Among the thousands of documents reviewed by Reuters was an e-mail sent by City lawyer Simon Cliff. It described an exchange between Khaldoon Al-Mubarak and Infantino who, as general secretary of Uefa in 2014, was within his rights to contact the City chairman over the negotiations.
"Khaldoon said he would rather spend 30 million on the 50 best lawyers in the world to sue them for the next 10 years," Cliff wrote, adding that this was a chance "to avoid the destruction of their rules and organisation".
Infantino also allegedly spoke about drafting a possible settlement, saying in his e-mail: "You will see that I've sometimes chosen a wording which 'looks' more 'strong'," before signing off with the message "Let's be positive!"
With the ruling family of Abu Dhabi holding a controlling stake in City and PSG effectively owned by the Qatari state, both clubs had struck sponsorship deals with businesses and organisations related to their parent countries.
Investigations conducted by a marketing group, Octagon, on behalf of Uefa found the deals to be grossly overvalued, to the tune of nearly €400 million (S$626 million). According to a report conducted by PricewaterhouseCoopers, as much as 84 per cent of City's "other commercial income" was derived from Abu Dhabi.
Under Uefa's FFP rules, which were then new to the sport, sponsorship deals of the kind struck by City and PSG had been outlawed.
The maximum sanction for such behaviour could be a suspension from European competition.
But, according to the documents, after secret meetings involving both Infantino and then-president of Uefa, Michel Platini, the man who introduced FFP, those charges were never heard by Uefa's Club Financial Control Body.
City and PSG accepted a fine of €60 million each and ultimately agreed to settle for €20 million, roughly a tenth of the sums from which they had benefited on the way to building title-winning teams.
PSG said their compliance with the rules had been "exemplary".
City said in a statement that did not dispute the authenticity of the documents: "We will not be providing any comment on out of context materials purported to have been hacked or stolen from City Football Group and Manchester City personnel and associated people.
"The attempt to damage the club's reputation is organised and clear."

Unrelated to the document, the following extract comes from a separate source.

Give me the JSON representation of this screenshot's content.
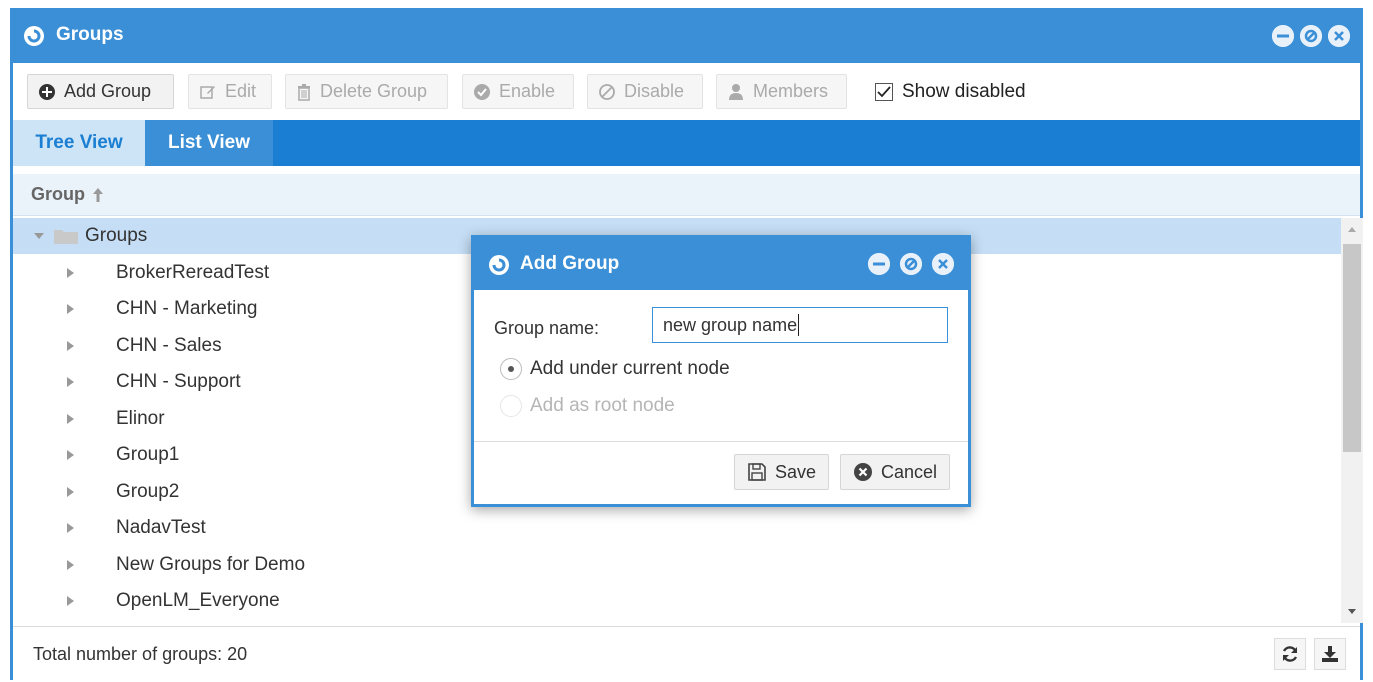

Fifa said it had "received a very large number of questions from a group of media on a wide range of topics relating to Fifa" in October.
In a statement released on Friday night, it added: "It seems obvious from the 'reporting' carried out in some media outlets that there is only one particular aim: an attempt to undermine the new leadership of Fifa and, in particular, the president, Gianni Infantino, and the secretary general, Fatma Samoura.
"For the avoidance of doubt, it also deserves to be pointed out that none of the 'reports' contains anything which would even remotely amount to a violation of any law, statute or regulation."
Infantino, a key promoter of the FFP who said the rules were designed to save European football from "greed, reckless spending and financial insanity", defended his actions in an interview a few days before the documents' release.
"My job entails having discussions, having conversations, exchanging documents, drafts, ideas, whatever, on many, many, many, many, topics. Otherwise you don't go anywhere," he told the Associated Press. "So if, then, this is being portrayed as something bad, there's not much I can do more than my job in an honest way, in a professional way and trying to defend the interests of football."
THE GUARDIAN, REUTERS